Hospitalization statistics, one of the few indicators of health care system in real time, show a correlation between Covid surges as well as other fatalities. The Cybersecurity and Infrastructure Security Agency conducted a November study that examined hospital data between July 4, 2020 and July 10, 2021. This included the rise of the Delta variant. It found that I.C.U. was more commonly used than it is now. The study found that if the beds in America reached 75 percent capacity, 12,000 more deaths from all causes could occur in the U.S. within the next two weeks. If the capacity is 100 percent, it would be 80,000 deaths.
Other unnecessary deaths are just now being planned. Elective surgeries are delayed when hospitals are overcrowded during Covid surges. Yet “elective” — a designation that applies to everything from cancer removal to joint replacement and accounts for about 90 percent of operations in the U.S. — doesn’t mean “optional.” “Elective cases are no less essential, but they can be scheduled,” says Patricia Turner, executive director of the American College of Surgeons, which published guidance early in the pandemic for how hospitals should triage patients. “Patients who delay their surgery may be worse by the time they get to the operating room.” If they have complications or don’t survive, however, that Covid-related delay won’t be listed as their cause of death or disability.
The same applies to missed cancer screenings. Although the National Cancer Institute does not have any statistics for 2020, Norman E. Sharpless (director) predicts that there will likely be a decline of reported cases. “Not because coronavirus prevented cancer,” he says, but “because less cancer was diagnosed. I don’t think that’s a good thing.” More than nine million people in the U.S. missed screenings for breast, colorectal and prostate cancers, a drop that occurred largely between March and May that year, according to a 2021 paper in JAMA Oncology that generated estimates based on the insurance records of 60 million people. By July 2020, monthly screening rates were almost back to normal. But, Sharpless adds: “We don’t think we will ever be able to make up those missed number of screenings. Those cancers that would have been detected by screening will still be diagnosed but at a later stage when it’s harder to treat.”
The Coronavirus Pandemic: Key Information
In June 2020, Sharpless published an editorial in Science predicting a 1 percent increase in deaths from colon and breast cancer alone over the next decade as a result of missed screenings — an additional 10,000 fatalities. That prediction, though, which assumed “a moderate disruption” in care that ends after six months, is most likely a significant underestimate.
Tonette KrouselWood, president of American College of Preventive Medicine, said that delays in any type of preventive care will result in higher financial costs for patients and the system. But they will also increase costs that we don’t have metrics for, like time lost and diminished quality of life. “When you have earlier detection and earlier treatment and earlier management, you have less unnecessary suffering and pain,” she adds.
It will be difficult to determine which efforts to prioritize once the virus has subsided. (This includes the untold number cases of long Covid for which doctors are still searching for treatments. “Sure, mortality counts, but so, too, do the number of heart attacks or strokes or cases of bacterial pneumonia,” Alexander says. “Colonoscopies and mammograms and concern about surgical delays — those are just scratching the surface.

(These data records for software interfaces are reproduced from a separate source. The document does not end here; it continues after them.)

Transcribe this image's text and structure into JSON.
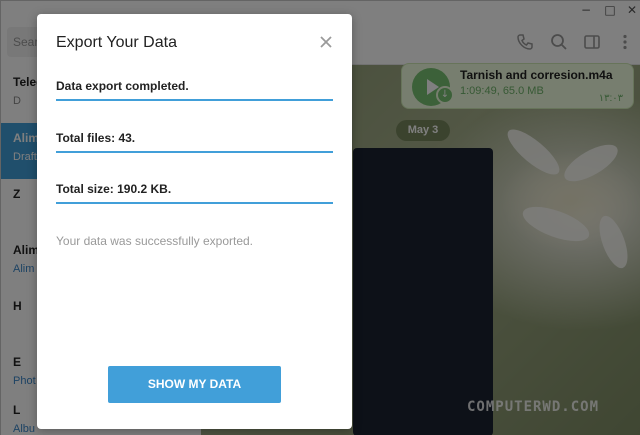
{
  "window": {
    "controls": [
      "−",
      "□",
      "✕"
    ]
  },
  "sidebar": {
    "search_placeholder": "Search",
    "chats": [
      {
        "name": "Teleg",
        "sub": "D"
      },
      {
        "name": "Alim",
        "sub": "Draft"
      },
      {
        "name": "Z",
        "sub": ""
      },
      {
        "name": "Alim",
        "sub": "Alim"
      },
      {
        "name": "H",
        "sub": ""
      },
      {
        "name": "E",
        "sub": "Phot"
      },
      {
        "name": "L",
        "sub": "Albu"
      }
    ]
  },
  "chat": {
    "header_icons": [
      "phone-icon",
      "search-icon",
      "sidebar-toggle-icon",
      "more-icon"
    ],
    "audio_message": {
      "title": "Tarnish and corresion.m4a",
      "meta": "1:09:49, 65.0 MB",
      "time": "١٣:٠٣"
    },
    "date_label": "May 3",
    "watermark": "COMPUTERWD.COM"
  },
  "dialog": {
    "title": "Export Your Data",
    "status": "Data export completed.",
    "total_files": "Total files: 43.",
    "total_size": "Total size: 190.2 KB.",
    "note": "Your data was successfully exported.",
    "button_label": "SHOW MY DATA"
  },
  "colors": {
    "accent": "#419fd9",
    "bubble": "#effdde",
    "audio_green": "#78c272"
  }
}
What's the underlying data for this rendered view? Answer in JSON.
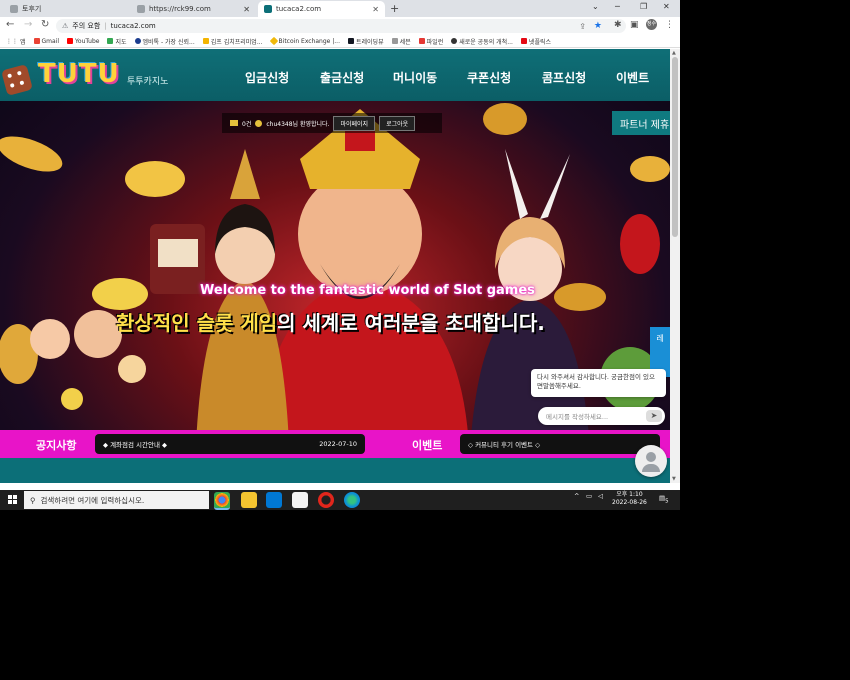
{
  "browser": {
    "tabs": [
      {
        "title": "토후기",
        "active": false
      },
      {
        "title": "https://rck99.com",
        "active": false
      },
      {
        "title": "tucaca2.com",
        "active": true
      }
    ],
    "new_tab_glyph": "+",
    "address": {
      "warning": "주의 요함",
      "url": "tucaca2.com"
    },
    "profile_initials": "정수",
    "bookmarks": [
      "앱",
      "Gmail",
      "YouTube",
      "지도",
      "엠비톡 - 가장 신뢰...",
      "김프 김치프리미엄...",
      "Bitcoin Exchange |...",
      "트레이딩뷰",
      "세븐",
      "파일런",
      "새로운 공동의 개척...",
      "넷플릭스"
    ]
  },
  "site": {
    "logo": "TUTU",
    "logo_sub": "투투카지노",
    "menu": [
      "입금신청",
      "출금신청",
      "머니이동",
      "쿠폰신청",
      "콤프신청",
      "이벤트"
    ],
    "user_bar": {
      "mail_count": "0건",
      "greeting": "chu4348님 환영합니다.",
      "mypage": "마이페이지",
      "logout": "로그아웃"
    },
    "partner": "파트너 제휴",
    "welcome_en": "Welcome to the fantastic world of Slot games",
    "welcome_kr_highlight": "환상적인 슬롯 게임",
    "welcome_kr_rest": "의 세계로 여러분을 초대합니다.",
    "notice": {
      "title": "공지사항",
      "item": "◆ 계좌점검 시간안내 ◆",
      "date": "2022-07-10"
    },
    "event": {
      "title": "이벤트",
      "item": "◇ 커뮤니티 후기 이벤트 ◇"
    },
    "chat": {
      "message": "다시 와주셔서 감사합니다. 궁금한점이 있으면말씀해주세요.",
      "placeholder": "메시지를 작성하세요...",
      "side_tab": "레"
    }
  },
  "taskbar": {
    "search_placeholder": "검색하려면 여기에 입력하십시오.",
    "time": "오후 1:10",
    "date": "2022-08-26",
    "notification_count": "5"
  },
  "colors": {
    "teal": "#0c6f78",
    "magenta": "#e814c8",
    "logo_yellow": "#ffd23a"
  }
}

They may be easiest to observe and count, but the pandemic has undoubtedly affected the health care of tens of millions of Americans in fundamental ways that I think are only beginning to be able to be understood.”
Kim Tingley contributes to the magazine.
Source: NY Times